| Your instructions |
Filter by the string "highlight": return the lines of the material that contain it.
------------------------
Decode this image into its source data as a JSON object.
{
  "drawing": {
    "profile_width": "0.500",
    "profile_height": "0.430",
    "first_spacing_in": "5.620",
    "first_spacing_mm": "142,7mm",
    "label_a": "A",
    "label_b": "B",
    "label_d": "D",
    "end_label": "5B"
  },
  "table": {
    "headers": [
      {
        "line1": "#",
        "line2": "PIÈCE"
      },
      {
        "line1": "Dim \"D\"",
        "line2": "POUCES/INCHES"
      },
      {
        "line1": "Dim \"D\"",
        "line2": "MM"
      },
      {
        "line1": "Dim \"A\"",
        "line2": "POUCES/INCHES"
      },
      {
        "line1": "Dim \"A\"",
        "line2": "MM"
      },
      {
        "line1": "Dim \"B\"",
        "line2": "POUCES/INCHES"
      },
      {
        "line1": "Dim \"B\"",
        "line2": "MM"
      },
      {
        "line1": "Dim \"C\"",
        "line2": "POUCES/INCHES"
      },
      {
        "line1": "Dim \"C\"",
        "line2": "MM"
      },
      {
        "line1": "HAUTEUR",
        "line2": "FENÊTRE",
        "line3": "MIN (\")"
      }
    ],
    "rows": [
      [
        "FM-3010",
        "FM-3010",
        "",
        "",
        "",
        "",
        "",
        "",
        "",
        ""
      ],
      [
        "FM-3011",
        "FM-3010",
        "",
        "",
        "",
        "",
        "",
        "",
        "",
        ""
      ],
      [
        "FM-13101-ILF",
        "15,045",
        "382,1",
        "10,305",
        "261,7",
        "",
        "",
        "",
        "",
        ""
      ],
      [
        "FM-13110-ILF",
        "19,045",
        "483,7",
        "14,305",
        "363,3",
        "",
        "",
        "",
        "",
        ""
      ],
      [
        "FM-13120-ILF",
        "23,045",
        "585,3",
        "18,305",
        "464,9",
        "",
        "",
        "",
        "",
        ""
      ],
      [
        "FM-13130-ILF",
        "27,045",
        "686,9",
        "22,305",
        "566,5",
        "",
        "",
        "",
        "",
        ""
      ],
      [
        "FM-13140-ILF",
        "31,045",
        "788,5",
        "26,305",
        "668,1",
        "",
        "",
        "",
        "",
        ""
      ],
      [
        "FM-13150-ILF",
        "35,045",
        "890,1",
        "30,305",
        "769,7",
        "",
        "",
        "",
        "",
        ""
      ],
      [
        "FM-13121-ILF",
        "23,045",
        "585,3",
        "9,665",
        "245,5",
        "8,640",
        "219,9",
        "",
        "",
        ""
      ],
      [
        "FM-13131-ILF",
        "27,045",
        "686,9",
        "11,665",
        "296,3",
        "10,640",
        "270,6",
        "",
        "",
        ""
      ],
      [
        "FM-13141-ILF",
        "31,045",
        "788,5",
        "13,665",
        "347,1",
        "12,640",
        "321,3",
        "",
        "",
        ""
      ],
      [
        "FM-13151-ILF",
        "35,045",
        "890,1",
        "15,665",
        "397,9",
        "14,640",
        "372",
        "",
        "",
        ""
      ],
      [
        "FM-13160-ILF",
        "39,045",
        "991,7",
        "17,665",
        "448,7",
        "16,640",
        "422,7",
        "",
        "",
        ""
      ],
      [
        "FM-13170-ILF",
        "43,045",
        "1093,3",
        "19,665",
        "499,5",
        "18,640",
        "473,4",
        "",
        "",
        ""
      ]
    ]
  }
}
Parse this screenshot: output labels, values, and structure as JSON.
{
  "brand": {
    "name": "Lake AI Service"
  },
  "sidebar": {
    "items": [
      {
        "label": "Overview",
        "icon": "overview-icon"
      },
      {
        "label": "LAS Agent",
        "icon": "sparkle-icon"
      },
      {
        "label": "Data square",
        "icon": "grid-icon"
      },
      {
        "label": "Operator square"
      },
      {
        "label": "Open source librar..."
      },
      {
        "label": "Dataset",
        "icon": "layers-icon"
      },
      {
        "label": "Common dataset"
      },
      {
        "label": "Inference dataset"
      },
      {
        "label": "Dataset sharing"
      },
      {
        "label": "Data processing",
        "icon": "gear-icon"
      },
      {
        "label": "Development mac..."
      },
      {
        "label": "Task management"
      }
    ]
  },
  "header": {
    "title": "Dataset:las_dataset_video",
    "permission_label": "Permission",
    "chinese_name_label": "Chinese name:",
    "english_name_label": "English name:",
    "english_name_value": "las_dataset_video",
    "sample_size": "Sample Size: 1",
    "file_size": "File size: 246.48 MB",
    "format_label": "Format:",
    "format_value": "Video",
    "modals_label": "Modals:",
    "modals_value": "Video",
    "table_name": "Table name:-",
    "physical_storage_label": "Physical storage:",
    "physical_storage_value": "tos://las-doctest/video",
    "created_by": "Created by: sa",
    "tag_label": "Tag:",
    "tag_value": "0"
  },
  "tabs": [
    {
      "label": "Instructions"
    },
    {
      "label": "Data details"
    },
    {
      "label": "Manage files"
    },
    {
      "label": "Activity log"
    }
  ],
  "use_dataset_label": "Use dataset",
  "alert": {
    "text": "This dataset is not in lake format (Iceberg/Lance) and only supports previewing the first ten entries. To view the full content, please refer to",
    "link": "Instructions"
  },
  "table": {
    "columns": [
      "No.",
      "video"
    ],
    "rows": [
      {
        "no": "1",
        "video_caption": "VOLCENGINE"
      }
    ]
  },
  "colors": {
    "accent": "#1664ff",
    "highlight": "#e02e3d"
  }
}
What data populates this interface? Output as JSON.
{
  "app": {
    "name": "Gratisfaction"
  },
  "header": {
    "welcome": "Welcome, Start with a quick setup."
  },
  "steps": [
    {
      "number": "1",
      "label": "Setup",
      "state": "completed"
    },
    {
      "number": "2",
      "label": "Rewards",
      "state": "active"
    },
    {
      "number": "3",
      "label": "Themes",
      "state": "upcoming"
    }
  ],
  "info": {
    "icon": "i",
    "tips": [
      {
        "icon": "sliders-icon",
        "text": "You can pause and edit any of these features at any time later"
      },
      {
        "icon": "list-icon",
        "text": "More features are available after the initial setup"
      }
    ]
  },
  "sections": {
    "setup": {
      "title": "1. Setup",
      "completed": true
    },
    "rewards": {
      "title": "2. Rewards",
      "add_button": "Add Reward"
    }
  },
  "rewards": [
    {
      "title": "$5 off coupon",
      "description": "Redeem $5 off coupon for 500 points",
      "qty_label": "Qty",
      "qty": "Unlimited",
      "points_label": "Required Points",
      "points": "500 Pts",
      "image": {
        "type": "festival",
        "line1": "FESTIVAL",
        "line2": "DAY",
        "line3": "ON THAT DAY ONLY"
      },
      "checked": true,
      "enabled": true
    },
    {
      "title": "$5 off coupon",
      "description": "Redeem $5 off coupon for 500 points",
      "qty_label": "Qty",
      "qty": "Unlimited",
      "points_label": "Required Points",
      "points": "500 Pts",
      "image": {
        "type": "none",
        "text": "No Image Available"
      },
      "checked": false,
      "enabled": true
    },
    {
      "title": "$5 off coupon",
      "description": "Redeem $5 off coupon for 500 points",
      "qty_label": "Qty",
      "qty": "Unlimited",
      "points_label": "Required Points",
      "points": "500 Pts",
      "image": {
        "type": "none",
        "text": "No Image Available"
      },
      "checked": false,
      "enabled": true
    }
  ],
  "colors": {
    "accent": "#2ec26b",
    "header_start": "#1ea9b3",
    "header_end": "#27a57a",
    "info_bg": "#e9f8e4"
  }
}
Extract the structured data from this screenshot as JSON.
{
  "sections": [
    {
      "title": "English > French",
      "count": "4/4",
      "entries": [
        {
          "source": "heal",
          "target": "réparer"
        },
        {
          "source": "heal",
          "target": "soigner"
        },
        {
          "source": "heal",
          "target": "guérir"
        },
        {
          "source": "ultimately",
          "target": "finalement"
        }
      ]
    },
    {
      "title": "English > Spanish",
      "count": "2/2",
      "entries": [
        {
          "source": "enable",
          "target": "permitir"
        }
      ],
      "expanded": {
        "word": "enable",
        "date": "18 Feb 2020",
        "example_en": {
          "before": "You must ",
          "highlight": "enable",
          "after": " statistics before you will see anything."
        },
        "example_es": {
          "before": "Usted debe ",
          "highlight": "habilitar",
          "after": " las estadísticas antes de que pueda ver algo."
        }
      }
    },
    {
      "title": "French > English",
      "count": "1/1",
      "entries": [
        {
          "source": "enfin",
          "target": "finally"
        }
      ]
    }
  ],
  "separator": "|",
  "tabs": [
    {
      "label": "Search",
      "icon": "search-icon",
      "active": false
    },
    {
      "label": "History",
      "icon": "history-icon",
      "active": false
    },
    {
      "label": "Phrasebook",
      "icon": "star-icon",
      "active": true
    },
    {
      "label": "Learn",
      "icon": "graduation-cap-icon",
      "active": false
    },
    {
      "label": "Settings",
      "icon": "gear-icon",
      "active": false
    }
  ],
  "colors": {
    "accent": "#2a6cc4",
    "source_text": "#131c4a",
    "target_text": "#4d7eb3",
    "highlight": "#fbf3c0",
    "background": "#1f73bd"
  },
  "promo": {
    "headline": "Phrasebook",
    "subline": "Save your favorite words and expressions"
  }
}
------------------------
| Answer space |
    "highlight": "#e02e3d"
          "highlight": "enable",
          "highlight": "habilitar",
    "highlight": "#fbf3c0",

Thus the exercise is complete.